Lent started last week, on Ash Wednesday. This year I didn’t give up anything. I didn’t have an ashen cross marked on my forehead. But renunciation was foremost in my mind. However, strolling about Mike Nickerson’s optimistic site led to Bill McKibben’s wonderful ‘Joys R Us’, which led to this bio of Eknath Easwaran (nobody refers to him as ‘Eknath’, just ‘Easwaran’, dropping the honorific ‘Sri’; ‘Easwaran’ is pronounced ‘ISHeren’–see this explanation), which led to these inspiring videos, which led to…. Wow, the adventure never stops! I’m supposed to give something up? image from wikipedia.
Like me, Easwaran pursued a career in English academe, though he got much farther. Like me, ‘the bottom fell out’. Like me, he had certain questions (image from youtube):
- What am I doing here?
- What is life for? Is it just to make money, accumulate material possessions, achieve fame?
- Where do I come from?
- What is death?
- What will happen to me at the time of death? Is it the end of the story, the end of the book?
- Will there be something that will be left over?
- What will happen to that something?
- Do I have a say in what kind of life that is to follow?
He got no answers, no meaning. Just despair. His response? To recite passages from the Gita, to find others, and not just teachers, to share. Sharing–on the CBC today I heard some people sharing:
- A musician, trumpeter Guy Few, who had an AVM (as did I) in 1990 and sought healing in Glenn Gould’s 1955 recording of Bach’s Goldberg variations (which I adore)
- Stuart McLean, a very fine writer and storyteller
- One of my favourite singer-songwriters, Kathleen Edwards
Okay, break’s over. Back to serious stuff. In the Ptolemaic system (2nd century), the Earth is at the centre.

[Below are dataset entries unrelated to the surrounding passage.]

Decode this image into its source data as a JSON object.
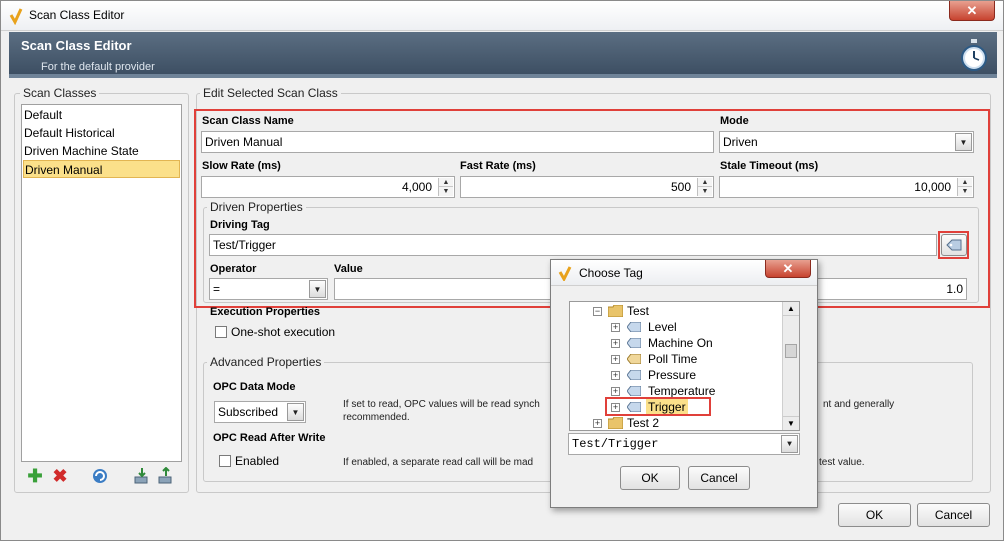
{
  "window": {
    "title": "Scan Class Editor",
    "close_glyph": "✕"
  },
  "banner": {
    "title": "Scan Class Editor",
    "subtitle": "For the default provider"
  },
  "scan_classes": {
    "group_label": "Scan Classes",
    "items": [
      "Default",
      "Default Historical",
      "Driven Machine State",
      "Driven Manual"
    ],
    "selected_index": 3
  },
  "toolbar_icons": [
    "add-icon",
    "delete-icon",
    "refresh-icon",
    "import-icon",
    "export-icon"
  ],
  "edit": {
    "group_label": "Edit Selected Scan Class",
    "name_label": "Scan Class Name",
    "name_value": "Driven Manual",
    "mode_label": "Mode",
    "mode_value": "Driven",
    "slow_rate_label": "Slow Rate (ms)",
    "slow_rate_value": "4,000",
    "fast_rate_label": "Fast Rate (ms)",
    "fast_rate_value": "500",
    "stale_label": "Stale Timeout (ms)",
    "stale_value": "10,000",
    "driven_group_label": "Driven Properties",
    "driving_tag_label": "Driving Tag",
    "driving_tag_value": "Test/Trigger",
    "operator_label": "Operator",
    "operator_value": "=",
    "value_label": "Value",
    "value_value": "1.0",
    "exec_label": "Execution Properties",
    "oneshot_label": "One-shot execution"
  },
  "advanced": {
    "group_label": "Advanced Properties",
    "opc_mode_label": "OPC Data Mode",
    "opc_mode_value": "Subscribed",
    "opc_mode_help_a": "If set to read, OPC values will be read synch",
    "opc_mode_help_b": "nt and generally",
    "opc_mode_help_c": "recommended.",
    "read_after_label": "OPC Read After Write",
    "enabled_label": "Enabled",
    "read_after_help_a": "If enabled, a separate read call will be mad",
    "read_after_help_b": "test value."
  },
  "footer": {
    "ok": "OK",
    "cancel": "Cancel"
  },
  "choose_tag": {
    "title": "Choose Tag",
    "tree": [
      {
        "label": "Test",
        "kind": "folder",
        "level": 0
      },
      {
        "label": "Level",
        "kind": "tag",
        "level": 1
      },
      {
        "label": "Machine On",
        "kind": "tag",
        "level": 1
      },
      {
        "label": "Poll Time",
        "kind": "tag",
        "level": 1
      },
      {
        "label": "Pressure",
        "kind": "tag",
        "level": 1
      },
      {
        "label": "Temperature",
        "kind": "tag",
        "level": 1
      },
      {
        "label": "Trigger",
        "kind": "tag",
        "level": 1,
        "selected": true
      },
      {
        "label": "Test 2",
        "kind": "folder",
        "level": 0
      }
    ],
    "path_value": "Test/Trigger",
    "ok": "OK",
    "cancel": "Cancel"
  },
  "colors": {
    "highlight": "#e0403a",
    "selection": "#fbe08a",
    "banner": "#4a5d72"
  }
}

So is our concept of humanity and divinity, centred, with rest of creation in orbit about us. The Copernican system (16th century) moves the Earth out of centre, into orbit about the sun. Our concept of humanity eventually moves too. By Hubble’s time (20th century) we knew the sun to be one of millions of stars in the galaxy, and Hubble confirmed the presence of millions and billions of galaxies in the universe, all moving away from each other; that is, the universe is expanding. In the 21st century, we find that the expansion is speeding up. image of hubble from wikipedia.
Where is god/dess in all this? We’ll probably not get to another star, let alone another galaxy. That doesn’t change the fact that the universe teems with stars, and many of those stars have planets, some of which probably support life. As I said we may never get to another star, never encounter an alien life. Yet just the idea that miracles exist on unseen beaches changes things. image from wikipedia.
Again, where is god/dess in all this? ‘One of the common misunderstandings,’ Easwaran says, ‘is to think about God as somebody exterior to ourselves.’ He recommends meditation as a tool: ‘We don’t know what is taking place within.’ However, ‘the discovery of who we are, our personal identity, cannot be brought about through [the intellect].’ He quotes Einstein: ‘The mystical faculty is the highest mode of knowing.’ image from wikipedia.